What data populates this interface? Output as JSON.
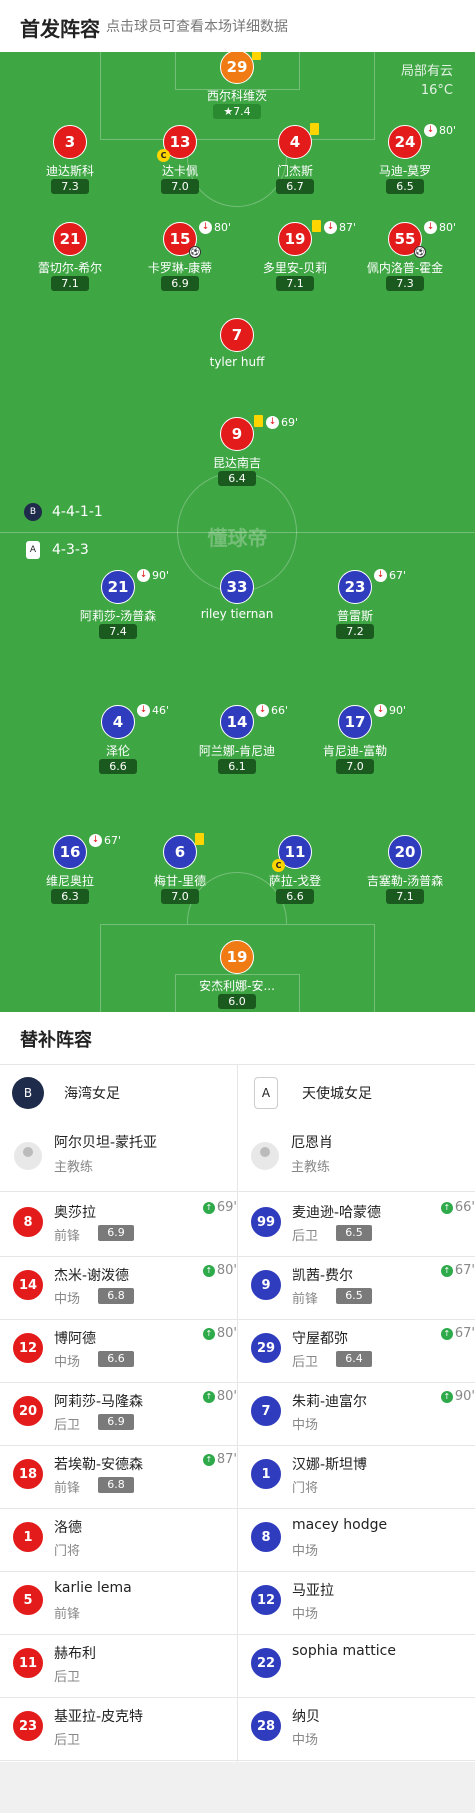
{
  "header": {
    "title": "首发阵容",
    "subtitle": "点击球员可查看本场详细数据"
  },
  "weather": {
    "line1": "局部有云",
    "line2": "16°C"
  },
  "watermark": "懂球帝",
  "formations": {
    "home": "4-4-1-1",
    "away": "4-3-3",
    "home_logo": "B",
    "away_logo": "A"
  },
  "players": [
    {
      "num": "29",
      "name": "西尔科维茨",
      "rating": "7.4",
      "color": "orange",
      "star": true,
      "yellow": true
    },
    {
      "num": "3",
      "name": "迪达斯科",
      "rating": "7.3",
      "color": "red"
    },
    {
      "num": "13",
      "name": "达卡佩",
      "rating": "7.0",
      "color": "red",
      "captain": true
    },
    {
      "num": "4",
      "name": "门杰斯",
      "rating": "6.7",
      "color": "red",
      "yellow": true
    },
    {
      "num": "24",
      "name": "马迪-莫罗",
      "rating": "6.5",
      "color": "red",
      "sub": "80'"
    },
    {
      "num": "21",
      "name": "蕾切尔-希尔",
      "rating": "7.1",
      "color": "red"
    },
    {
      "num": "15",
      "name": "卡罗琳-康蒂",
      "rating": "6.9",
      "color": "red",
      "sub": "80'",
      "ball": true
    },
    {
      "num": "19",
      "name": "多里安-贝莉",
      "rating": "7.1",
      "color": "red",
      "sub": "87'",
      "yellow": true
    },
    {
      "num": "55",
      "name": "佩内洛普-霍金",
      "rating": "7.3",
      "color": "red",
      "sub": "80'",
      "ball": true
    },
    {
      "num": "7",
      "name": "tyler huff",
      "rating": "",
      "color": "red"
    },
    {
      "num": "9",
      "name": "昆达南吉",
      "rating": "6.4",
      "color": "red",
      "sub": "69'",
      "yellow": true
    },
    {
      "num": "21",
      "name": "阿莉莎-汤普森",
      "rating": "7.4",
      "color": "blue",
      "sub": "90'"
    },
    {
      "num": "33",
      "name": "riley tiernan",
      "rating": "",
      "color": "blue"
    },
    {
      "num": "23",
      "name": "普雷斯",
      "rating": "7.2",
      "color": "blue",
      "sub": "67'"
    },
    {
      "num": "4",
      "name": "泽伦",
      "rating": "6.6",
      "color": "blue",
      "sub": "46'"
    },
    {
      "num": "14",
      "name": "阿兰娜-肯尼迪",
      "rating": "6.1",
      "color": "blue",
      "sub": "66'"
    },
    {
      "num": "17",
      "name": "肯尼迪-富勒",
      "rating": "7.0",
      "color": "blue",
      "sub": "90'"
    },
    {
      "num": "16",
      "name": "维尼奥拉",
      "rating": "6.3",
      "color": "blue",
      "sub": "67'"
    },
    {
      "num": "6",
      "name": "梅甘-里德",
      "rating": "7.0",
      "color": "blue",
      "yellow": true
    },
    {
      "num": "11",
      "name": "萨拉-戈登",
      "rating": "6.6",
      "color": "blue",
      "captain": true
    },
    {
      "num": "20",
      "name": "吉塞勒-汤普森",
      "rating": "7.1",
      "color": "blue"
    },
    {
      "num": "19",
      "name": "安杰利娜-安...",
      "rating": "6.0",
      "color": "orange"
    }
  ],
  "bench": {
    "title": "替补阵容",
    "home": {
      "team": "海湾女足",
      "logo": "B",
      "coach": "阿尔贝坦-蒙托亚",
      "coach_role": "主教练"
    },
    "away": {
      "team": "天使城女足",
      "logo": "A",
      "coach": "厄恩肖",
      "coach_role": "主教练"
    },
    "home_players": [
      {
        "num": "8",
        "name": "奥莎拉",
        "pos": "前锋",
        "rating": "6.9",
        "in": "69'"
      },
      {
        "num": "14",
        "name": "杰米-谢泼德",
        "pos": "中场",
        "rating": "6.8",
        "in": "80'"
      },
      {
        "num": "12",
        "name": "博阿德",
        "pos": "中场",
        "rating": "6.6",
        "in": "80'"
      },
      {
        "num": "20",
        "name": "阿莉莎-马隆森",
        "pos": "后卫",
        "rating": "6.9",
        "in": "80'"
      },
      {
        "num": "18",
        "name": "若埃勒-安德森",
        "pos": "前锋",
        "rating": "6.8",
        "in": "87'"
      },
      {
        "num": "1",
        "name": "洛德",
        "pos": "门将"
      },
      {
        "num": "5",
        "name": "karlie lema",
        "pos": "前锋"
      },
      {
        "num": "11",
        "name": "赫布利",
        "pos": "后卫"
      },
      {
        "num": "23",
        "name": "基亚拉-皮克特",
        "pos": "后卫"
      }
    ],
    "away_players": [
      {
        "num": "99",
        "name": "麦迪逊-哈蒙德",
        "pos": "后卫",
        "rating": "6.5",
        "in": "66'"
      },
      {
        "num": "9",
        "name": "凯茜-费尔",
        "pos": "前锋",
        "rating": "6.5",
        "in": "67'"
      },
      {
        "num": "29",
        "name": "守屋都弥",
        "pos": "后卫",
        "rating": "6.4",
        "in": "67'"
      },
      {
        "num": "7",
        "name": "朱莉-迪富尔",
        "pos": "中场",
        "in": "90'"
      },
      {
        "num": "1",
        "name": "汉娜-斯坦博",
        "pos": "门将"
      },
      {
        "num": "8",
        "name": "macey hodge",
        "pos": "中场"
      },
      {
        "num": "12",
        "name": "马亚拉",
        "pos": "中场"
      },
      {
        "num": "22",
        "name": "sophia mattice",
        "pos": ""
      },
      {
        "num": "28",
        "name": "纳贝",
        "pos": "中场"
      }
    ]
  },
  "colors": {
    "pitch": "#3fa644",
    "red": "#e31b1b",
    "blue": "#2f3cbd",
    "orange": "#f07a14"
  }
}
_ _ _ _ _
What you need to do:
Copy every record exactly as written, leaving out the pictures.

Final answer:
What data populates this interface? Output as JSON.
{
  "header": {
    "title": "首发阵容",
    "subtitle": "点击球员可查看本场详细数据"
  },
  "weather": {
    "line1": "局部有云",
    "line2": "16°C"
  },
  "watermark": "懂球帝",
  "formations": {
    "home": "4-4-1-1",
    "away": "4-3-3",
    "home_logo": "B",
    "away_logo": "A"
  },
  "players": [
    {
      "num": "29",
      "name": "西尔科维茨",
      "rating": "7.4",
      "color": "orange",
      "star": true,
      "yellow": true
    },
    {
      "num": "3",
      "name": "迪达斯科",
      "rating": "7.3",
      "color": "red"
    },
    {
      "num": "13",
      "name": "达卡佩",
      "rating": "7.0",
      "color": "red",
      "captain": true
    },
    {
      "num": "4",
      "name": "门杰斯",
      "rating": "6.7",
      "color": "red",
      "yellow": true
    },
    {
      "num": "24",
      "name": "马迪-莫罗",
      "rating": "6.5",
      "color": "red",
      "sub": "80'"
    },
    {
      "num": "21",
      "name": "蕾切尔-希尔",
      "rating": "7.1",
      "color": "red"
    },
    {
      "num": "15",
      "name": "卡罗琳-康蒂",
      "rating": "6.9",
      "color": "red",
      "sub": "80'",
      "ball": true
    },
    {
      "num": "19",
      "name": "多里安-贝莉",
      "rating": "7.1",
      "color": "red",
      "sub": "87'",
      "yellow": true
    },
    {
      "num": "55",
      "name": "佩内洛普-霍金",
      "rating": "7.3",
      "color": "red",
      "sub": "80'",
      "ball": true
    },
    {
      "num": "7",
      "name": "tyler huff",
      "rating": "",
      "color": "red"
    },
    {
      "num": "9",
      "name": "昆达南吉",
      "rating": "6.4",
      "color": "red",
      "sub": "69'",
      "yellow": true
    },
    {
      "num": "21",
      "name": "阿莉莎-汤普森",
      "rating": "7.4",
      "color": "blue",
      "sub": "90'"
    },
    {
      "num": "33",
      "name": "riley tiernan",
      "rating": "",
      "color": "blue"
    },
    {
      "num": "23",
      "name": "普雷斯",
      "rating": "7.2",
      "color": "blue",
      "sub": "67'"
    },
    {
      "num": "4",
      "name": "泽伦",
      "rating": "6.6",
      "color": "blue",
      "sub": "46'"
    },
    {
      "num": "14",
      "name": "阿兰娜-肯尼迪",
      "rating": "6.1",
      "color": "blue",
      "sub": "66'"
    },
    {
      "num": "17",
      "name": "肯尼迪-富勒",
      "rating": "7.0",
      "color": "blue",
      "sub": "90'"
    },
    {
      "num": "16",
      "name": "维尼奥拉",
      "rating": "6.3",
      "color": "blue",
      "sub": "67'"
    },
    {
      "num": "6",
      "name": "梅甘-里德",
      "rating": "7.0",
      "color": "blue",
      "yellow": true
    },
    {
      "num": "11",
      "name": "萨拉-戈登",
      "rating": "6.6",
      "color": "blue",
      "captain": true
    },
    {
      "num": "20",
      "name": "吉塞勒-汤普森",
      "rating": "7.1",
      "color": "blue"
    },
    {
      "num": "19",
      "name": "安杰利娜-安...",
      "rating": "6.0",
      "color": "orange"
    }
  ],
  "bench": {
    "title": "替补阵容",
    "home": {
      "team": "海湾女足",
      "logo": "B",
      "coach": "阿尔贝坦-蒙托亚",
      "coach_role": "主教练"
    },
    "away": {
      "team": "天使城女足",
      "logo": "A",
      "coach": "厄恩肖",
      "coach_role": "主教练"
    },
    "home_players": [
      {
        "num": "8",
        "name": "奥莎拉",
        "pos": "前锋",
        "rating": "6.9",
        "in": "69'"
      },
      {
        "num": "14",
        "name": "杰米-谢泼德",
        "pos": "中场",
        "rating": "6.8",
        "in": "80'"
      },
      {
        "num": "12",
        "name": "博阿德",
        "pos": "中场",
        "rating": "6.6",
        "in": "80'"
      },
      {
        "num": "20",
        "name": "阿莉莎-马隆森",
        "pos": "后卫",
        "rating": "6.9",
        "in": "80'"
      },
      {
        "num": "18",
        "name": "若埃勒-安德森",
        "pos": "前锋",
        "rating": "6.8",
        "in": "87'"
      },
      {
        "num": "1",
        "name": "洛德",
        "pos": "门将"
      },
      {
        "num": "5",
        "name": "karlie lema",
        "pos": "前锋"
      },
      {
        "num": "11",
        "name": "赫布利",
        "pos": "后卫"
      },
      {
        "num": "23",
        "name": "基亚拉-皮克特",
        "pos": "后卫"
      }
    ],
    "away_players": [
      {
        "num": "99",
        "name": "麦迪逊-哈蒙德",
        "pos": "后卫",
        "rating": "6.5",
        "in": "66'"
      },
      {
        "num": "9",
        "name": "凯茜-费尔",
        "pos": "前锋",
        "rating": "6.5",
        "in": "67'"
      },
      {
        "num": "29",
        "name": "守屋都弥",
        "pos": "后卫",
        "rating": "6.4",
        "in": "67'"
      },
      {
        "num": "7",
        "name": "朱莉-迪富尔",
        "pos": "中场",
        "in": "90'"
      },
      {
        "num": "1",
        "name": "汉娜-斯坦博",
        "pos": "门将"
      },
      {
        "num": "8",
        "name": "macey hodge",
        "pos": "中场"
      },
      {
        "num": "12",
        "name": "马亚拉",
        "pos": "中场"
      },
      {
        "num": "22",
        "name": "sophia mattice",
        "pos": ""
      },
      {
        "num": "28",
        "name": "纳贝",
        "pos": "中场"
      }
    ]
  },
  "colors": {
    "pitch": "#3fa644",
    "red": "#e31b1b",
    "blue": "#2f3cbd",
    "orange": "#f07a14"
  }
}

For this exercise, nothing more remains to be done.